As the garden islands in the country, North Caicos and Middle Caicos were home to quite a few cotton and sisal plantations in previous centuries. Two such historical attractions are open for tourism.
After the American Revolution, displaced Loyalists, many of which were tobacco and cotton planters, were granted land in the budding Caicos Islands to compensate for losses sustained during the war. Once in the islands, they attempted to raise crops once more. Cotton was the usual choice, and the country’s Sea Island Cotton was well-received abroad.
However, it wasn’t to last. In a few decades, hurricanes, soil erosion, and infestations brought an end to the industry. After the plantation days, the small villages of Kew, Whitby, Bottle Creek, and Bambarra, supported by small-scale fishing and agriculture, replaced the organized cotton and sisal fields. Overgrown and forgotten plantation ruins can still be found in the wilds across the islands.
Wade’s Green Plantation near the settlement of Kew on North Caicos is the best-known and best-preserved example of a Caicos plantation in the country. Although overtaken by dense vegetation in places, much of the Great House, Overseer’s House, kitchens, slave quarters, and field walls still remain, waiting to be explored. The history of the Turks and Caicos people is fascinating, with incidents such as the wrecking of the Spanish slave ship Trouvadore at East Caicos resulting in freed slaves settling at Bambarra and elsewhere in the islands.
Water Sports and Excursions
The marine environment of the islands is undeniably beautiful.
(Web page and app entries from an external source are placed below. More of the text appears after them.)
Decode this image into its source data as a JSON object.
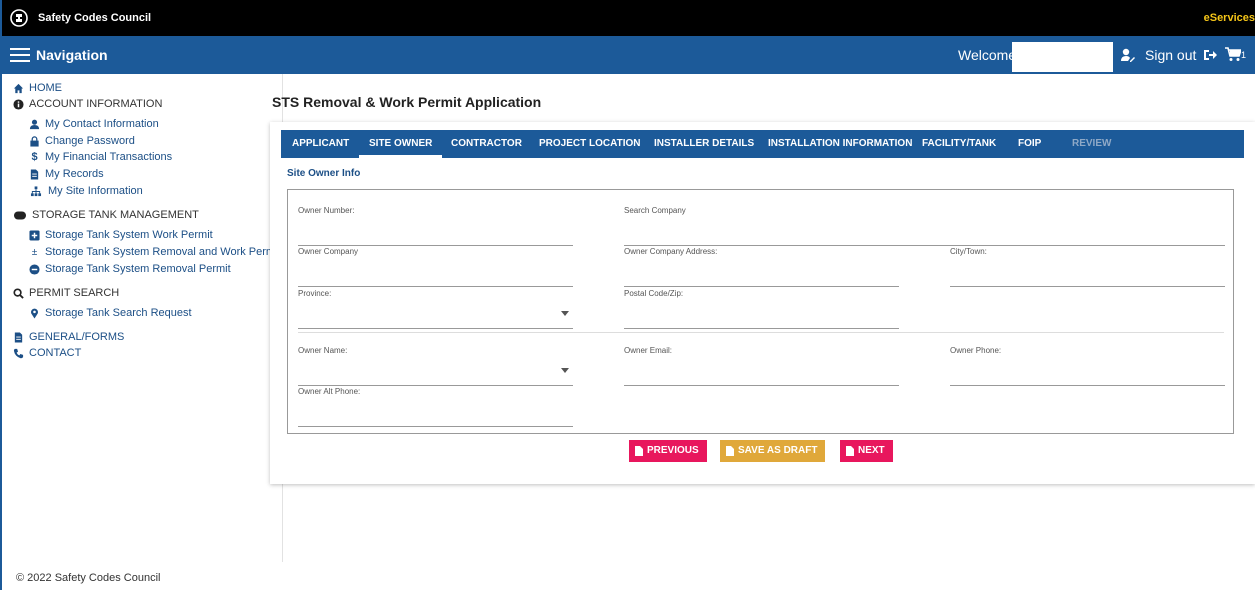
{
  "header": {
    "brand": "Safety Codes Council",
    "eservices": "eServices"
  },
  "navbar": {
    "title": "Navigation",
    "welcome": "Welcome,",
    "sign_out": "Sign out",
    "cart_count": "1"
  },
  "sidebar": {
    "home": "HOME",
    "account_heading": "ACCOUNT INFORMATION",
    "account_items": [
      "My Contact Information",
      "Change Password",
      "My Financial Transactions",
      "My Records",
      "My Site Information"
    ],
    "tank_heading": "STORAGE TANK MANAGEMENT",
    "tank_items": [
      "Storage Tank System Work Permit",
      "Storage Tank System Removal and Work Permi",
      "Storage Tank System Removal Permit"
    ],
    "permit_heading": "PERMIT SEARCH",
    "permit_items": [
      "Storage Tank Search Request"
    ],
    "general": "GENERAL/FORMS",
    "contact": "CONTACT"
  },
  "main": {
    "title": "STS Removal & Work Permit Application",
    "tabs": [
      "APPLICANT",
      "SITE OWNER",
      "CONTRACTOR",
      "PROJECT LOCATION",
      "INSTALLER DETAILS",
      "INSTALLATION INFORMATION",
      "FACILITY/TANK",
      "FOIP",
      "REVIEW"
    ],
    "active_tab": "SITE OWNER",
    "section_title": "Site Owner Info",
    "fields": {
      "owner_number": "Owner Number:",
      "search_company": "Search Company",
      "owner_company": "Owner Company",
      "owner_company_address": "Owner Company Address:",
      "city_town": "City/Town:",
      "province": "Province:",
      "postal_code": "Postal Code/Zip:",
      "owner_name": "Owner Name:",
      "owner_email": "Owner Email:",
      "owner_phone": "Owner Phone:",
      "owner_alt_phone": "Owner Alt Phone:"
    },
    "buttons": {
      "previous": "PREVIOUS",
      "save_draft": "SAVE AS DRAFT",
      "next": "NEXT"
    }
  },
  "footer": "© 2022 Safety Codes Council",
  "colors": {
    "primary": "#1c5a99",
    "link": "#1c4f86",
    "danger": "#e8175d",
    "warning": "#e0a83a",
    "eservices": "#f5c518"
  }
}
It’s tremendously varied as well. There are the shallow mangrove channels teeming with wildlife, the amazingly turquoise Bottle Creek Lagoon, the rugged cliff coastlines, and spectacular beaches. In short, there’s always something to explore.
Due to the extensive wetlands, the kayaking and stand-up paddleboarding on North and Middle Caicos is the finest in the country. These shallows and sounds also lend themselves well for bonefishing and kiteboarding. Underwater, there are many interesting snorkeling sites close off the beach.
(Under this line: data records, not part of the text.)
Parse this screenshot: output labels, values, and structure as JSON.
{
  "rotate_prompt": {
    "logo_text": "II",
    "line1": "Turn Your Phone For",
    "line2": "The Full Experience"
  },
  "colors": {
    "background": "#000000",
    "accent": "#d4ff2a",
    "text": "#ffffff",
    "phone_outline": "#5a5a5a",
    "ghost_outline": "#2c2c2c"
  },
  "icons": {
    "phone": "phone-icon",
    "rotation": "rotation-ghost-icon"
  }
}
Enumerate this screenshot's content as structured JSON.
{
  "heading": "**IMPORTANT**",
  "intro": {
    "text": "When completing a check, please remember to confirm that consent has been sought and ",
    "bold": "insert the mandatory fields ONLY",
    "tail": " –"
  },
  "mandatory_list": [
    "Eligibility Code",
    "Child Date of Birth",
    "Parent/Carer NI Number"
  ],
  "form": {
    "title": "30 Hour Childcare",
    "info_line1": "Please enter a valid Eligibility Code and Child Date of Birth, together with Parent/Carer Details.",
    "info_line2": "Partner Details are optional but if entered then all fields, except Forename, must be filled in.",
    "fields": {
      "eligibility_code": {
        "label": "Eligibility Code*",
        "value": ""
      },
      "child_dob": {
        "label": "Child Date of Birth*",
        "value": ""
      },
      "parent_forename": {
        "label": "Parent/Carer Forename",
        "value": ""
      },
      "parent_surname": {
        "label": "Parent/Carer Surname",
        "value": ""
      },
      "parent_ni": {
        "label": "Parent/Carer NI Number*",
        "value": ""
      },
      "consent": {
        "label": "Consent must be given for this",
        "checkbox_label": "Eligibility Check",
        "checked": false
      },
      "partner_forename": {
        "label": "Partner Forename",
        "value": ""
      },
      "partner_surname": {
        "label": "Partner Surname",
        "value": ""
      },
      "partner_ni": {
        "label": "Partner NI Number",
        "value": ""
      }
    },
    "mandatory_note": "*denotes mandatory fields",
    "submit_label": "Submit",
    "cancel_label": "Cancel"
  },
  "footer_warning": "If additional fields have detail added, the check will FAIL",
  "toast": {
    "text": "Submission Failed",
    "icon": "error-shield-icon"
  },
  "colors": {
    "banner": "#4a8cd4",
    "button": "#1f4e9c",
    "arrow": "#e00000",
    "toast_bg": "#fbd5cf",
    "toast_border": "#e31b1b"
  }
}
If getting away from it all and submerging yourselves in nature is your idea of the perfect vacation, the islands are the ideal destination for you.
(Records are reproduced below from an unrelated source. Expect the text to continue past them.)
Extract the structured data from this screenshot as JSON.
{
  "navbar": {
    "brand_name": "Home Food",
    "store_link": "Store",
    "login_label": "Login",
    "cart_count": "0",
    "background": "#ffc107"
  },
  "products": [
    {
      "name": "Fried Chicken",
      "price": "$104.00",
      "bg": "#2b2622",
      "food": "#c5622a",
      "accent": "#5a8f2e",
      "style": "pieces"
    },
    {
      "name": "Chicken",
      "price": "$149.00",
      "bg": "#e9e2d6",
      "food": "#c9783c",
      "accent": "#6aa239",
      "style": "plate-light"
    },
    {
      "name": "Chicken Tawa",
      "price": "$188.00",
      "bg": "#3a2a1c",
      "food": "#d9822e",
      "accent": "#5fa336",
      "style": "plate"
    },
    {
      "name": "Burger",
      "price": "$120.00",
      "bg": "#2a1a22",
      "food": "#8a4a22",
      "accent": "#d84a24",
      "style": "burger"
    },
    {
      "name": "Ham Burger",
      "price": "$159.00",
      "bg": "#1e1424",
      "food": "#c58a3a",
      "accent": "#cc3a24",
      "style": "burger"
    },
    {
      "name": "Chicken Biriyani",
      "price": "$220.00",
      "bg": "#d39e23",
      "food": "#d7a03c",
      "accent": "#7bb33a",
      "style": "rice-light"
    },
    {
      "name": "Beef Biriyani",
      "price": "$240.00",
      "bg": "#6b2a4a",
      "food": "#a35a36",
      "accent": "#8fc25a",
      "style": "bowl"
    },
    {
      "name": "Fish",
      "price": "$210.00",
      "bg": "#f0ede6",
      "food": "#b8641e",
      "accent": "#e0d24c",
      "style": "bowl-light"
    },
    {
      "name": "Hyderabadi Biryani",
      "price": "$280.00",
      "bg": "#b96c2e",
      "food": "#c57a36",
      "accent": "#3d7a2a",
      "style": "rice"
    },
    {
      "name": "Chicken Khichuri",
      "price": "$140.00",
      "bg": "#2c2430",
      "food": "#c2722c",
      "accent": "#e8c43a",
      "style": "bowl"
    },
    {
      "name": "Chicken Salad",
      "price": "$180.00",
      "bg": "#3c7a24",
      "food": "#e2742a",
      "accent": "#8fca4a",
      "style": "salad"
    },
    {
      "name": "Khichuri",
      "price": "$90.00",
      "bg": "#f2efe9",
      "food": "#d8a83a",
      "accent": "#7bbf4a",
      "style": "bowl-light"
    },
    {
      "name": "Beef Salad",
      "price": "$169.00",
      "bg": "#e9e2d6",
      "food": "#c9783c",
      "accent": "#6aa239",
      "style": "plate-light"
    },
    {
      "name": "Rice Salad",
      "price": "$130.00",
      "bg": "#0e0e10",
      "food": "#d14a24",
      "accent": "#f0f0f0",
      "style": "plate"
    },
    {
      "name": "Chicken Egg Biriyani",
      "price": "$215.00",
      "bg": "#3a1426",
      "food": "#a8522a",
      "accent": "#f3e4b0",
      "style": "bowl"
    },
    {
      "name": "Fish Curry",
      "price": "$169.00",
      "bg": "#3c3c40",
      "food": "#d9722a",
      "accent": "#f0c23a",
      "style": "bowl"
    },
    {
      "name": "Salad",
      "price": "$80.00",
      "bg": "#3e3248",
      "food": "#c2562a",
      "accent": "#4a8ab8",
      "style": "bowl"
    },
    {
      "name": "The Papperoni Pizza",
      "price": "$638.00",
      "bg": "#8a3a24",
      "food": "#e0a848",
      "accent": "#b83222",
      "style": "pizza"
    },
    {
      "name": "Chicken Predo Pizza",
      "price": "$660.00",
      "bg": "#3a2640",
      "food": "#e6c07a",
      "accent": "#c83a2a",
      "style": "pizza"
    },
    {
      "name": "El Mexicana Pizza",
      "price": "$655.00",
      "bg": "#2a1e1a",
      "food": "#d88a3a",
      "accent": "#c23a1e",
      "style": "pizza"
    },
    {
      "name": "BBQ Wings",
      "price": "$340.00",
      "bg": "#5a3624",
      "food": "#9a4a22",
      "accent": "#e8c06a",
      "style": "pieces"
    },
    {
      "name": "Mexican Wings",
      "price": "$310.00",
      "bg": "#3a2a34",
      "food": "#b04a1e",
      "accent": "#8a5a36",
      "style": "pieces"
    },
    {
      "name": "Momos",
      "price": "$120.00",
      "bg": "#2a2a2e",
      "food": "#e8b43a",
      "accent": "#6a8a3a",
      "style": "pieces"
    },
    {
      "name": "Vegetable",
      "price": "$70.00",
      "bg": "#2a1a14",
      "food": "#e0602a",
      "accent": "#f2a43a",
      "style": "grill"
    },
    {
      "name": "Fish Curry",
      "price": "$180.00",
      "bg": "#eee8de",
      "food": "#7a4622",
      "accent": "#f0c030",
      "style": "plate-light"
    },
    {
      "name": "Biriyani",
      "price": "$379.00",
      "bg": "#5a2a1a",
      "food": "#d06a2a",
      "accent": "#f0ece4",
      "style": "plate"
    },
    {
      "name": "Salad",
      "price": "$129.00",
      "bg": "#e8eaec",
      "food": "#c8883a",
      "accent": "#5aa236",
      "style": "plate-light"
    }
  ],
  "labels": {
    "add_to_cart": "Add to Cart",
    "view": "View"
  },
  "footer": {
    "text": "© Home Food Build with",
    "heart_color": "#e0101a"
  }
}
Another way to enjoy the natural beauty is to take a boat charter to the untouched cays between North and Middle Caicos. The views of Bottle Creek Lagoon and the East Bay Islands National Park are unparalleled. Due to the island’s limited number of visitors, all tours are custom charters, and there are no crowds in sight.
Rental Cars and Transportation
North and Middle Caicos are a great destination to explore by car. As relatively small islands, it’s difficult to get lost, yet the surrounding wilderness offers a fun sense of adventure. The islands have some of the friendliest people in the country, so you won’t have to look far for directions.
A paved road causeway connects the two islands, so getting around is easy.
It’s a breeze to plan your adventure, and navigation is simple. Review our sights, beaches, and attractions, check the maps, book a car rental, and experience the natural splendor of the Garden Islands.
Nature and Birdwatching
The birdwatching on North Caicos and Middle Caicos is excellent. All of the Caicos Islands feature marine wetlands, however, the vast majority of the wildlife-sheltering red mangrove population in the Turks and Caicos are located off the southern side of the two islands. Almost 150,000 acres of protected national park and nature reserve surround the two islands.
Flamingo Pond on North Caicos, a short stop near the ferry port, is seasonally home to hundreds of pink West Indian flamingos. Throughout the island, you’ll see flocks of other wild birds, including our national bird, the brown pelican.
The complex wetland ecosystems support a great diversity of life, and you’ll see sharks, turtles, conch, fish, land crabs, herons, egrets, pelicans, ducks, and more.
Although designated viewing areas and hiking trails are almost non-existent, roads lead past countless scenic ponds, coasts, and wetlands, so access is simple.